Simplot is conceding its growers will need government help if the company is to survive its financial troubles.

But the Federal Government has warned there is no 'bag full of money' yet for the struggling vegetable processor.

The company has warned the Devonport plant will close within five years unless finances improve, putting 300 jobs at risk.

It is under pressure because of the high Australian dollar, labour costs and the threat from cheaper imports of frozen goods.

The company has been in talks with growers in Tasmania's north and in New South Wales.

The parties met Federal Agriculture Minister Joel Fitzgibbon last night.

Managing Director Terry O'Brien has said previously that Simplot did not want a Government handout.

He has now told ABC Radio's Country Hour program the company's suppliers needs subsidising.

"It's a combination of grants and low interest loans," he said.

"Put it in the hands of Tasmanian and New South Wales growers, [to] make them more competitive. The flow-on from that is that makes Simplot more competitive."

He says Simplot is also trying to make its plants more efficient.

The minister is not promising any direct help for growers yet.

"I didn't come down here with a bag full of money. I came down here to seek an understanding of their challenges," Mr Fitzgibbon said.

"They have challenges, they're determined, they are optimists. They believe they have a future."

But Mr O'Brien says the minister is interested in Simplot's proposals.

Chairman of the growers' group Andrew Craigie says several options are on the table.

"Any financial assistance off the government to an industry has virtually got to be a matched dollar for dollar, or it could be one dollar of government money for two dollars our producers' input into efficiency gains, precision agriculture, irrigation, whatever it may be," Mr Craigie said.

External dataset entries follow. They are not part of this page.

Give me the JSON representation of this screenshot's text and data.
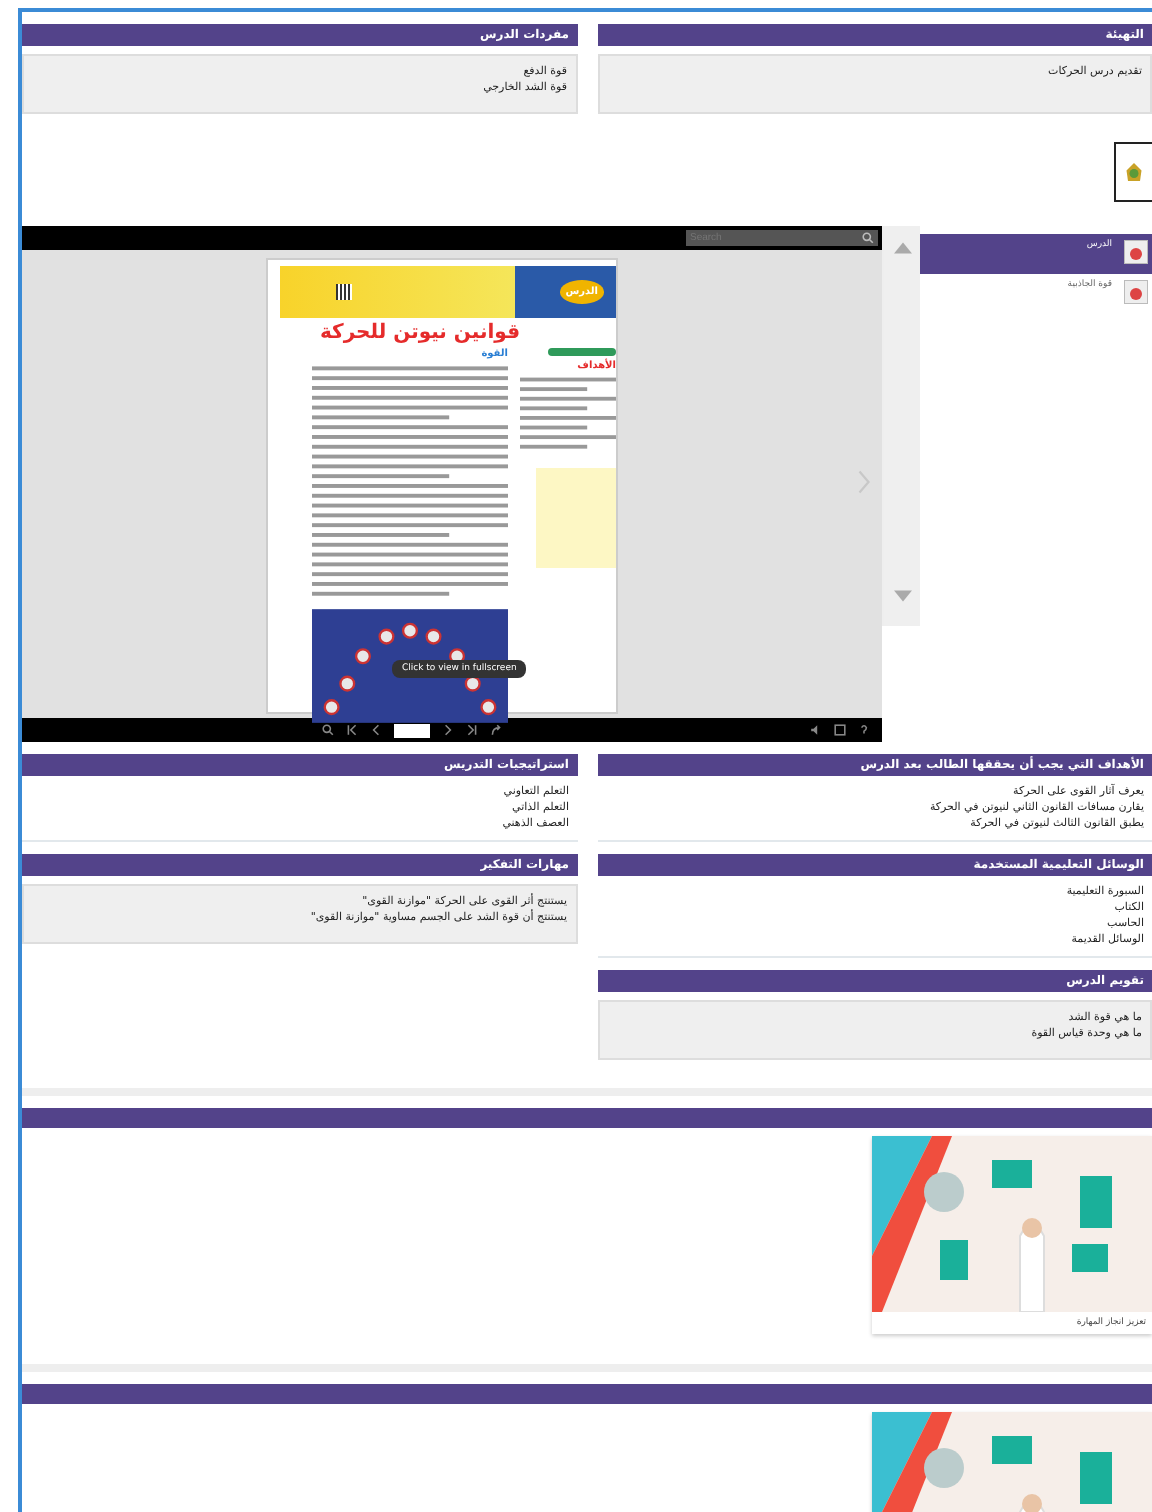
{
  "top_panels": [
    {
      "title": "التهيئة",
      "lines": [
        "تقديم درس الحركات"
      ],
      "boxed": true,
      "attachment": true
    },
    {
      "title": "مفردات الدرس",
      "lines": [
        "قوة الدفع",
        "قوة الشد الخارجي"
      ],
      "boxed": true,
      "attachment": false
    }
  ],
  "viewer": {
    "search_placeholder": "Search",
    "lesson_badge": "الدرس",
    "book_title": "قوانين نيوتن للحركة",
    "section_heading": "القوة",
    "objectives_heading": "الأهداف",
    "tooltip": "Click to view in fullscreen",
    "thumbnails": [
      {
        "label": "الدرس",
        "selected": true
      },
      {
        "label": "قوة الجاذبية",
        "selected": false
      }
    ]
  },
  "left_panels": [
    {
      "title": "استراتيجيات التدريس",
      "lines": [
        "التعلم التعاوني",
        "التعلم الذاتي",
        "العصف الذهني"
      ],
      "boxed": false
    },
    {
      "title": "مهارات التفكير",
      "lines": [
        "يستنتج أثر القوى على الحركة \"موازنة القوى\"",
        "يستنتج أن قوة الشد على الجسم مساوية \"موازنة القوى\""
      ],
      "boxed": true
    }
  ],
  "right_panels": [
    {
      "title": "الأهداف التي يجب أن يحققها الطالب بعد الدرس",
      "lines": [
        "يعرف آثار القوى على الحركة",
        "يقارن مسافات القانون الثاني لنيوتن في الحركة",
        "يطبق القانون الثالث لنيوتن في الحركة"
      ],
      "boxed": false
    },
    {
      "title": "الوسائل التعليمية المستخدمة",
      "lines": [
        "السبورة التعليمية",
        "الكتاب",
        "الحاسب",
        "الوسائل القديمة"
      ],
      "boxed": false
    },
    {
      "title": "تقويم الدرس",
      "lines": [
        "ما هي قوة الشد",
        "ما هي وحدة قياس القوة"
      ],
      "boxed": true
    }
  ],
  "media": [
    {
      "kind": "illustration",
      "caption": "تعزيز انجاز المهارة"
    },
    {
      "kind": "illustration"
    }
  ]
}
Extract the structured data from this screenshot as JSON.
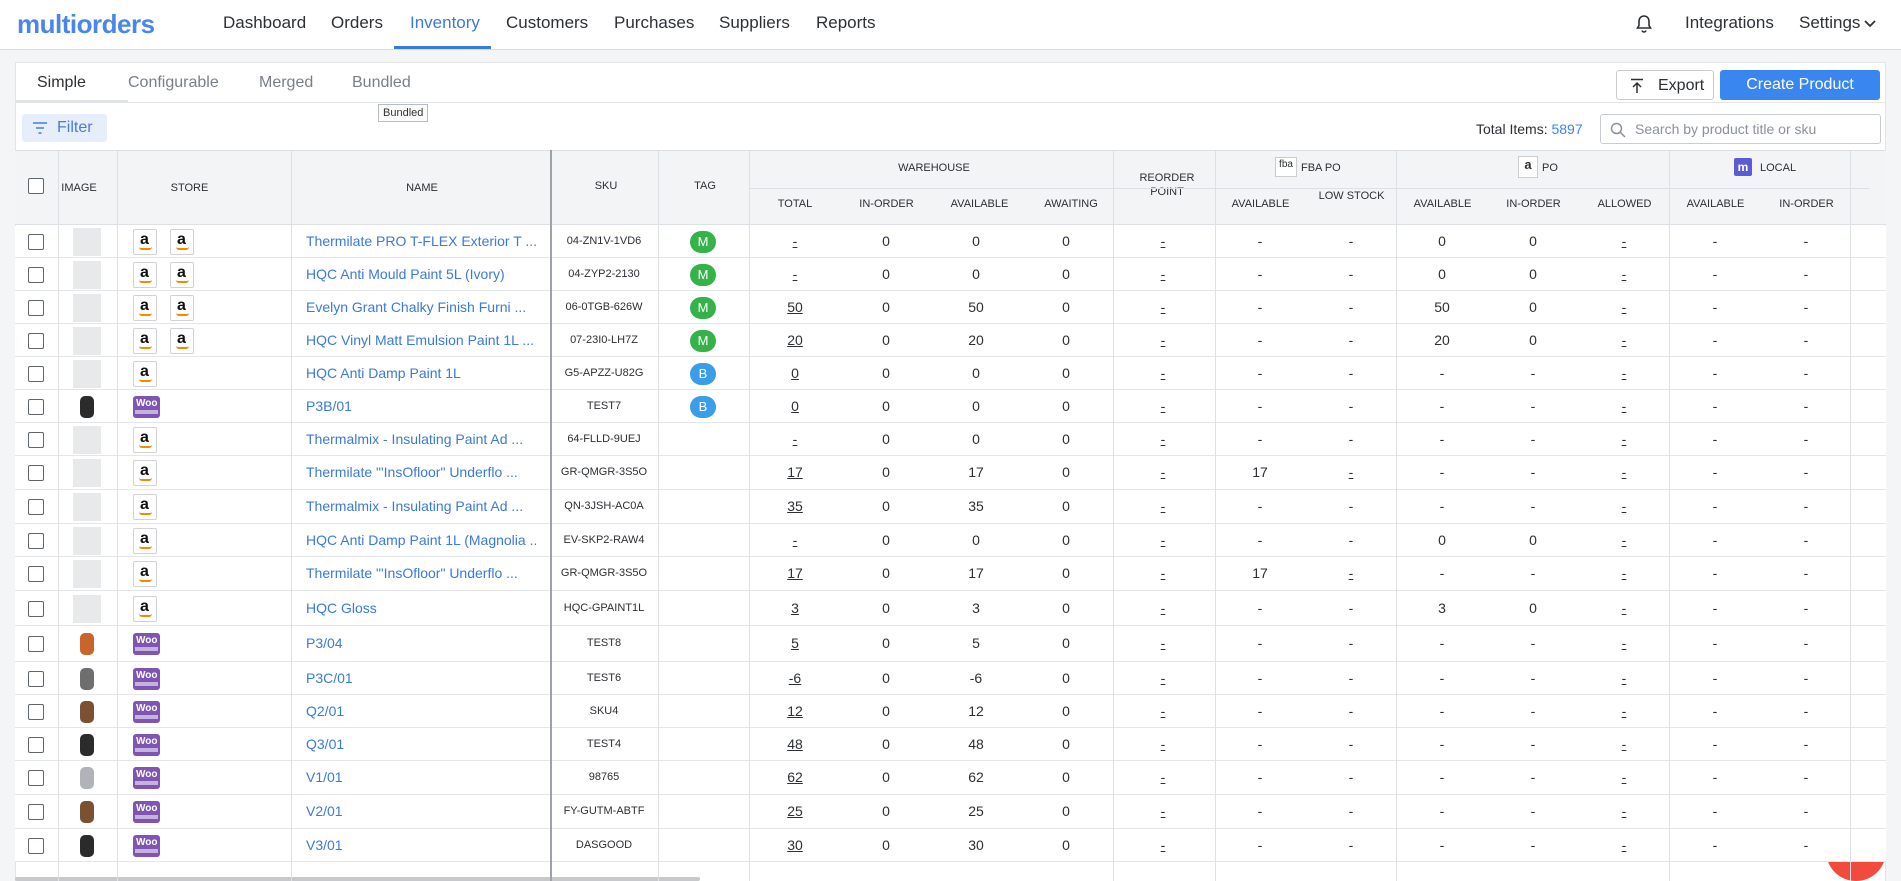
{
  "app": {
    "logo": "multiorders"
  },
  "nav": {
    "items": [
      "Dashboard",
      "Orders",
      "Inventory",
      "Customers",
      "Purchases",
      "Suppliers",
      "Reports"
    ],
    "active": "Inventory",
    "right": [
      "Integrations",
      "Settings"
    ]
  },
  "tabs": {
    "items": [
      "Simple",
      "Configurable",
      "Merged",
      "Bundled"
    ],
    "active": "Simple",
    "tooltip": "Bundled"
  },
  "toolbar": {
    "export": "Export",
    "create": "Create Product",
    "filter": "Filter",
    "total_label": "Total Items:",
    "total_value": "5897",
    "search_placeholder": "Search by product title or sku"
  },
  "table": {
    "headers": {
      "image": "IMAGE",
      "store": "STORE",
      "name": "NAME",
      "sku": "SKU",
      "tag": "TAG",
      "warehouse": "WAREHOUSE",
      "total": "TOTAL",
      "in_order": "IN-ORDER",
      "available": "AVAILABLE",
      "awaiting": "AWAITING",
      "reorder": "REORDER POINT",
      "fba_po": "FBA PO",
      "fba_logo": "fba",
      "fba_available": "AVAILABLE",
      "low_stock": "LOW STOCK",
      "po": "PO",
      "po_logo": "a",
      "po_available": "AVAILABLE",
      "po_in_order": "IN-ORDER",
      "po_allowed": "ALLOWED",
      "local": "LOCAL",
      "local_logo": "m",
      "local_available": "AVAILABLE",
      "local_in_order": "IN-ORDER"
    },
    "rows": [
      {
        "image": "none",
        "stores": [
          "amazon",
          "amazon"
        ],
        "name": "Thermilate PRO T-FLEX Exterior T ...",
        "sku": "04-ZN1V-1VD6",
        "tag": "M",
        "total": "-",
        "in_order": "0",
        "available": "0",
        "awaiting": "0",
        "reorder": "-",
        "fba_available": "-",
        "low_stock": "-",
        "po_available": "0",
        "po_in_order": "0",
        "po_allowed": "-",
        "local_available": "-",
        "local_in_order": "-"
      },
      {
        "image": "none",
        "stores": [
          "amazon",
          "amazon"
        ],
        "name": "HQC Anti Mould Paint 5L (Ivory)",
        "sku": "04-ZYP2-2130",
        "tag": "M",
        "total": "-",
        "in_order": "0",
        "available": "0",
        "awaiting": "0",
        "reorder": "-",
        "fba_available": "-",
        "low_stock": "-",
        "po_available": "0",
        "po_in_order": "0",
        "po_allowed": "-",
        "local_available": "-",
        "local_in_order": "-"
      },
      {
        "image": "none",
        "stores": [
          "amazon",
          "amazon"
        ],
        "name": "Evelyn Grant Chalky Finish Furni ...",
        "sku": "06-0TGB-626W",
        "tag": "M",
        "total": "50",
        "in_order": "0",
        "available": "50",
        "awaiting": "0",
        "reorder": "-",
        "fba_available": "-",
        "low_stock": "-",
        "po_available": "50",
        "po_in_order": "0",
        "po_allowed": "-",
        "local_available": "-",
        "local_in_order": "-"
      },
      {
        "image": "none",
        "stores": [
          "amazon",
          "amazon"
        ],
        "name": "HQC Vinyl Matt Emulsion Paint 1L ...",
        "sku": "07-23I0-LH7Z",
        "tag": "M",
        "total": "20",
        "in_order": "0",
        "available": "20",
        "awaiting": "0",
        "reorder": "-",
        "fba_available": "-",
        "low_stock": "-",
        "po_available": "20",
        "po_in_order": "0",
        "po_allowed": "-",
        "local_available": "-",
        "local_in_order": "-"
      },
      {
        "image": "none",
        "stores": [
          "amazon"
        ],
        "name": "HQC Anti Damp Paint 1L",
        "sku": "G5-APZZ-U82G",
        "tag": "B",
        "total": "0",
        "in_order": "0",
        "available": "0",
        "awaiting": "0",
        "reorder": "-",
        "fba_available": "-",
        "low_stock": "-",
        "po_available": "-",
        "po_in_order": "-",
        "po_allowed": "-",
        "local_available": "-",
        "local_in_order": "-"
      },
      {
        "image": "watch-black",
        "stores": [
          "woocommerce"
        ],
        "name": "P3B/01",
        "sku": "TEST7",
        "tag": "B",
        "total": "0",
        "in_order": "0",
        "available": "0",
        "awaiting": "0",
        "reorder": "-",
        "fba_available": "-",
        "low_stock": "-",
        "po_available": "-",
        "po_in_order": "-",
        "po_allowed": "-",
        "local_available": "-",
        "local_in_order": "-"
      },
      {
        "image": "none",
        "stores": [
          "amazon"
        ],
        "name": "Thermalmix - Insulating Paint Ad ...",
        "sku": "64-FLLD-9UEJ",
        "tag": "",
        "total": "-",
        "in_order": "0",
        "available": "0",
        "awaiting": "0",
        "reorder": "-",
        "fba_available": "-",
        "low_stock": "-",
        "po_available": "-",
        "po_in_order": "-",
        "po_allowed": "-",
        "local_available": "-",
        "local_in_order": "-"
      },
      {
        "image": "none",
        "stores": [
          "amazon"
        ],
        "name": "Thermilate \"'InsOfloor\" Underflo ...",
        "sku": "GR-QMGR-3S5O",
        "tag": "",
        "total": "17",
        "in_order": "0",
        "available": "17",
        "awaiting": "0",
        "reorder": "-",
        "fba_available": "17",
        "low_stock": "-",
        "po_available": "-",
        "po_in_order": "-",
        "po_allowed": "-",
        "local_available": "-",
        "local_in_order": "-"
      },
      {
        "image": "none",
        "stores": [
          "amazon"
        ],
        "name": "Thermalmix - Insulating Paint Ad ...",
        "sku": "QN-3JSH-AC0A",
        "tag": "",
        "total": "35",
        "in_order": "0",
        "available": "35",
        "awaiting": "0",
        "reorder": "-",
        "fba_available": "-",
        "low_stock": "-",
        "po_available": "-",
        "po_in_order": "-",
        "po_allowed": "-",
        "local_available": "-",
        "local_in_order": "-"
      },
      {
        "image": "none",
        "stores": [
          "amazon"
        ],
        "name": "HQC Anti Damp Paint 1L (Magnolia ...",
        "sku": "EV-SKP2-RAW4",
        "tag": "",
        "total": "-",
        "in_order": "0",
        "available": "0",
        "awaiting": "0",
        "reorder": "-",
        "fba_available": "-",
        "low_stock": "-",
        "po_available": "0",
        "po_in_order": "0",
        "po_allowed": "-",
        "local_available": "-",
        "local_in_order": "-"
      },
      {
        "image": "none",
        "stores": [
          "amazon"
        ],
        "name": "Thermilate \"'InsOfloor\" Underflo ...",
        "sku": "GR-QMGR-3S5O",
        "tag": "",
        "total": "17",
        "in_order": "0",
        "available": "17",
        "awaiting": "0",
        "reorder": "-",
        "fba_available": "17",
        "low_stock": "-",
        "po_available": "-",
        "po_in_order": "-",
        "po_allowed": "-",
        "local_available": "-",
        "local_in_order": "-"
      },
      {
        "image": "none",
        "stores": [
          "amazon"
        ],
        "name": "HQC Gloss",
        "sku": "HQC-GPAINT1L",
        "tag": "",
        "total": "3",
        "in_order": "0",
        "available": "3",
        "awaiting": "0",
        "reorder": "-",
        "fba_available": "-",
        "low_stock": "-",
        "po_available": "3",
        "po_in_order": "0",
        "po_allowed": "-",
        "local_available": "-",
        "local_in_order": "-"
      },
      {
        "image": "watch-orange",
        "stores": [
          "woocommerce"
        ],
        "name": "P3/04",
        "sku": "TEST8",
        "tag": "",
        "total": "5",
        "in_order": "0",
        "available": "5",
        "awaiting": "0",
        "reorder": "-",
        "fba_available": "-",
        "low_stock": "-",
        "po_available": "-",
        "po_in_order": "-",
        "po_allowed": "-",
        "local_available": "-",
        "local_in_order": "-"
      },
      {
        "image": "watch-grey",
        "stores": [
          "woocommerce"
        ],
        "name": "P3C/01",
        "sku": "TEST6",
        "tag": "",
        "total": "-6",
        "in_order": "0",
        "available": "-6",
        "awaiting": "0",
        "reorder": "-",
        "fba_available": "-",
        "low_stock": "-",
        "po_available": "-",
        "po_in_order": "-",
        "po_allowed": "-",
        "local_available": "-",
        "local_in_order": "-"
      },
      {
        "image": "watch-brown",
        "stores": [
          "woocommerce"
        ],
        "name": "Q2/01",
        "sku": "SKU4",
        "tag": "",
        "total": "12",
        "in_order": "0",
        "available": "12",
        "awaiting": "0",
        "reorder": "-",
        "fba_available": "-",
        "low_stock": "-",
        "po_available": "-",
        "po_in_order": "-",
        "po_allowed": "-",
        "local_available": "-",
        "local_in_order": "-"
      },
      {
        "image": "watch-black",
        "stores": [
          "woocommerce"
        ],
        "name": "Q3/01",
        "sku": "TEST4",
        "tag": "",
        "total": "48",
        "in_order": "0",
        "available": "48",
        "awaiting": "0",
        "reorder": "-",
        "fba_available": "-",
        "low_stock": "-",
        "po_available": "-",
        "po_in_order": "-",
        "po_allowed": "-",
        "local_available": "-",
        "local_in_order": "-"
      },
      {
        "image": "watch-silver",
        "stores": [
          "woocommerce"
        ],
        "name": "V1/01",
        "sku": "98765",
        "tag": "",
        "total": "62",
        "in_order": "0",
        "available": "62",
        "awaiting": "0",
        "reorder": "-",
        "fba_available": "-",
        "low_stock": "-",
        "po_available": "-",
        "po_in_order": "-",
        "po_allowed": "-",
        "local_available": "-",
        "local_in_order": "-"
      },
      {
        "image": "watch-brown",
        "stores": [
          "woocommerce"
        ],
        "name": "V2/01",
        "sku": "FY-GUTM-ABTF",
        "tag": "",
        "total": "25",
        "in_order": "0",
        "available": "25",
        "awaiting": "0",
        "reorder": "-",
        "fba_available": "-",
        "low_stock": "-",
        "po_available": "-",
        "po_in_order": "-",
        "po_allowed": "-",
        "local_available": "-",
        "local_in_order": "-"
      },
      {
        "image": "watch-black",
        "stores": [
          "woocommerce"
        ],
        "name": "V3/01",
        "sku": "DASGOOD",
        "tag": "",
        "total": "30",
        "in_order": "0",
        "available": "30",
        "awaiting": "0",
        "reorder": "-",
        "fba_available": "-",
        "low_stock": "-",
        "po_available": "-",
        "po_in_order": "-",
        "po_allowed": "-",
        "local_available": "-",
        "local_in_order": "-"
      }
    ]
  },
  "colors": {
    "brand": "#4a86e8",
    "primary": "#3a86f0",
    "tag_m": "#35b34a",
    "tag_b": "#3a9de8",
    "woo": "#7f54b3",
    "chat": "#f24a3d"
  }
}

The ideas will now be presented to Simplot's 142 Tasmanian growers, who are mainly based in the state's north and north-west.